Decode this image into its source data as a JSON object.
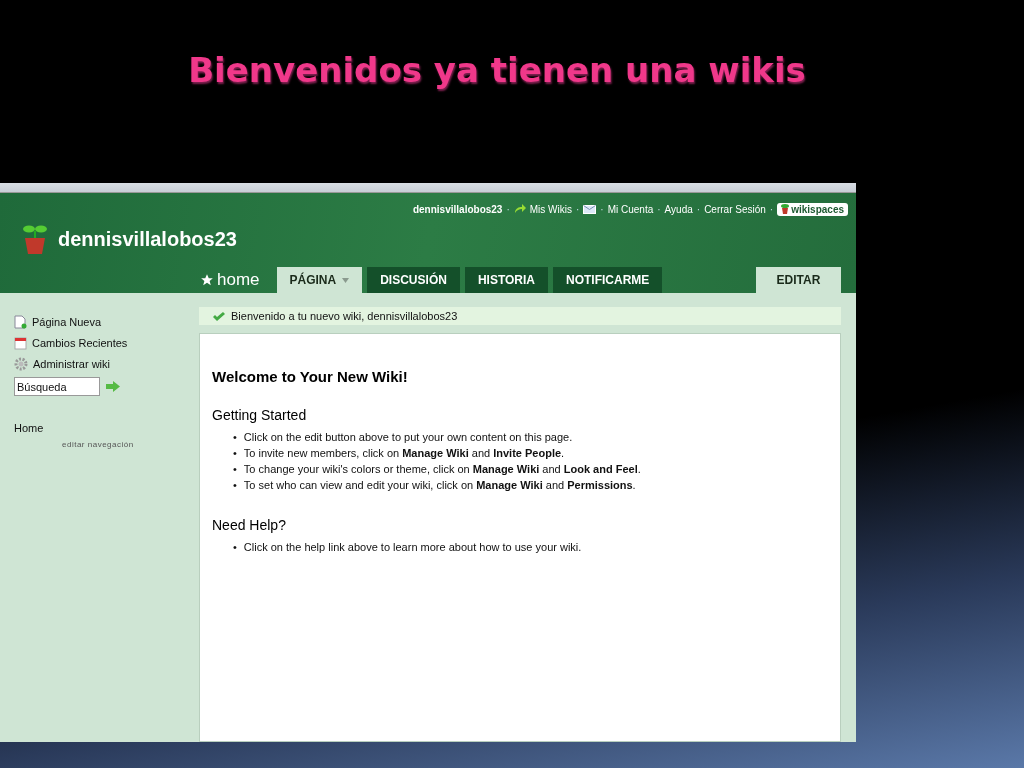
{
  "slide_title": "Bienvenidos ya tienen una wikis",
  "header": {
    "site_name": "dennisvillalobos23",
    "separator": "·",
    "user_links": [
      {
        "kind": "user",
        "label": "dennisvillalobos23"
      },
      {
        "kind": "wikis",
        "label": "Mis Wikis"
      },
      {
        "kind": "mail"
      },
      {
        "kind": "link",
        "label": "Mi Cuenta"
      },
      {
        "kind": "link",
        "label": "Ayuda"
      },
      {
        "kind": "link",
        "label": "Cerrar Sesión"
      },
      {
        "kind": "brand",
        "label": "wikispaces"
      }
    ],
    "home_label": "home",
    "tabs": [
      {
        "label": "PÁGINA",
        "selected": true,
        "dropdown": true
      },
      {
        "label": "DISCUSIÓN",
        "selected": false,
        "dropdown": false
      },
      {
        "label": "HISTORIA",
        "selected": false,
        "dropdown": false
      },
      {
        "label": "NOTIFICARME",
        "selected": false,
        "dropdown": false
      }
    ],
    "edit_button": "EDITAR"
  },
  "sidebar": {
    "items": [
      {
        "kind": "new-page",
        "label": "Página Nueva"
      },
      {
        "kind": "calendar",
        "label": "Cambios Recientes"
      },
      {
        "kind": "gear",
        "label": "Administrar wiki"
      }
    ],
    "search": {
      "placeholder": "Búsqueda"
    },
    "nav": [
      {
        "label": "Home"
      }
    ],
    "edit_nav": "editar navegación"
  },
  "bullet": "•",
  "notice": "Bienvenido a tu nuevo wiki, dennisvillalobos23",
  "content": {
    "title": "Welcome to Your New Wiki!",
    "sections": [
      {
        "heading": "Getting Started",
        "bullets": [
          "Click on the edit button above to put your own content on this page.",
          "To invite new members, click on **Manage Wiki** and **Invite People**.",
          "To change your wiki's colors or theme, click on **Manage Wiki** and **Look and Feel**.",
          "To set who can view and edit your wiki, click on **Manage Wiki** and **Permissions**."
        ]
      },
      {
        "heading": "Need Help?",
        "bullets": [
          "Click on the help link above to learn more about how to use your wiki."
        ]
      }
    ]
  }
}
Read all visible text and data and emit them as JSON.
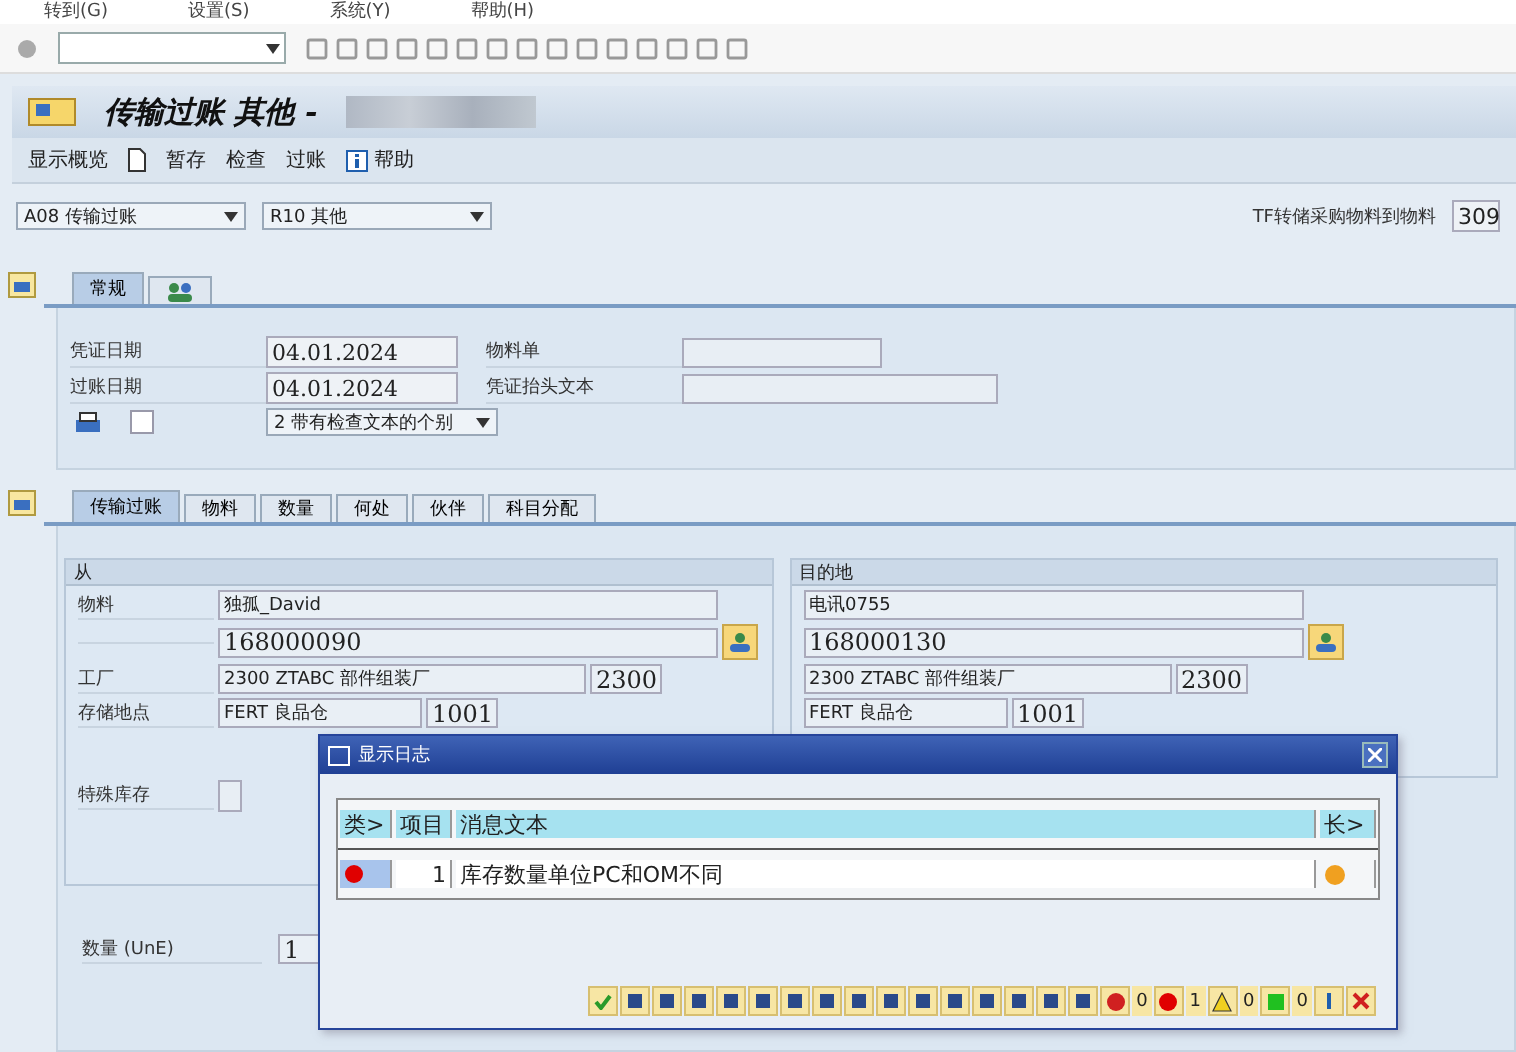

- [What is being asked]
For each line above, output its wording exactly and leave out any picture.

- [Expected answer]
Decode this image into its source data as a JSON object.
{
  "slide_title": "Bienvenidos ya tienen una wikis",
  "header": {
    "site_name": "dennisvillalobos23",
    "separator": "·",
    "user_links": [
      {
        "kind": "user",
        "label": "dennisvillalobos23"
      },
      {
        "kind": "wikis",
        "label": "Mis Wikis"
      },
      {
        "kind": "mail"
      },
      {
        "kind": "link",
        "label": "Mi Cuenta"
      },
      {
        "kind": "link",
        "label": "Ayuda"
      },
      {
        "kind": "link",
        "label": "Cerrar Sesión"
      },
      {
        "kind": "brand",
        "label": "wikispaces"
      }
    ],
    "home_label": "home",
    "tabs": [
      {
        "label": "PÁGINA",
        "selected": true,
        "dropdown": true
      },
      {
        "label": "DISCUSIÓN",
        "selected": false,
        "dropdown": false
      },
      {
        "label": "HISTORIA",
        "selected": false,
        "dropdown": false
      },
      {
        "label": "NOTIFICARME",
        "selected": false,
        "dropdown": false
      }
    ],
    "edit_button": "EDITAR"
  },
  "sidebar": {
    "items": [
      {
        "kind": "new-page",
        "label": "Página Nueva"
      },
      {
        "kind": "calendar",
        "label": "Cambios Recientes"
      },
      {
        "kind": "gear",
        "label": "Administrar wiki"
      }
    ],
    "search": {
      "placeholder": "Búsqueda"
    },
    "nav": [
      {
        "label": "Home"
      }
    ],
    "edit_nav": "editar navegación"
  },
  "bullet": "•",
  "notice": "Bienvenido a tu nuevo wiki, dennisvillalobos23",
  "content": {
    "title": "Welcome to Your New Wiki!",
    "sections": [
      {
        "heading": "Getting Started",
        "bullets": [
          "Click on the edit button above to put your own content on this page.",
          "To invite new members, click on **Manage Wiki** and **Invite People**.",
          "To change your wiki's colors or theme, click on **Manage Wiki** and **Look and Feel**.",
          "To set who can view and edit your wiki, click on **Manage Wiki** and **Permissions**."
        ]
      },
      {
        "heading": "Need Help?",
        "bullets": [
          "Click on the help link above to learn more about how to use your wiki."
        ]
      }
    ]
  }
}
Read all visible text and data and emit them as JSON.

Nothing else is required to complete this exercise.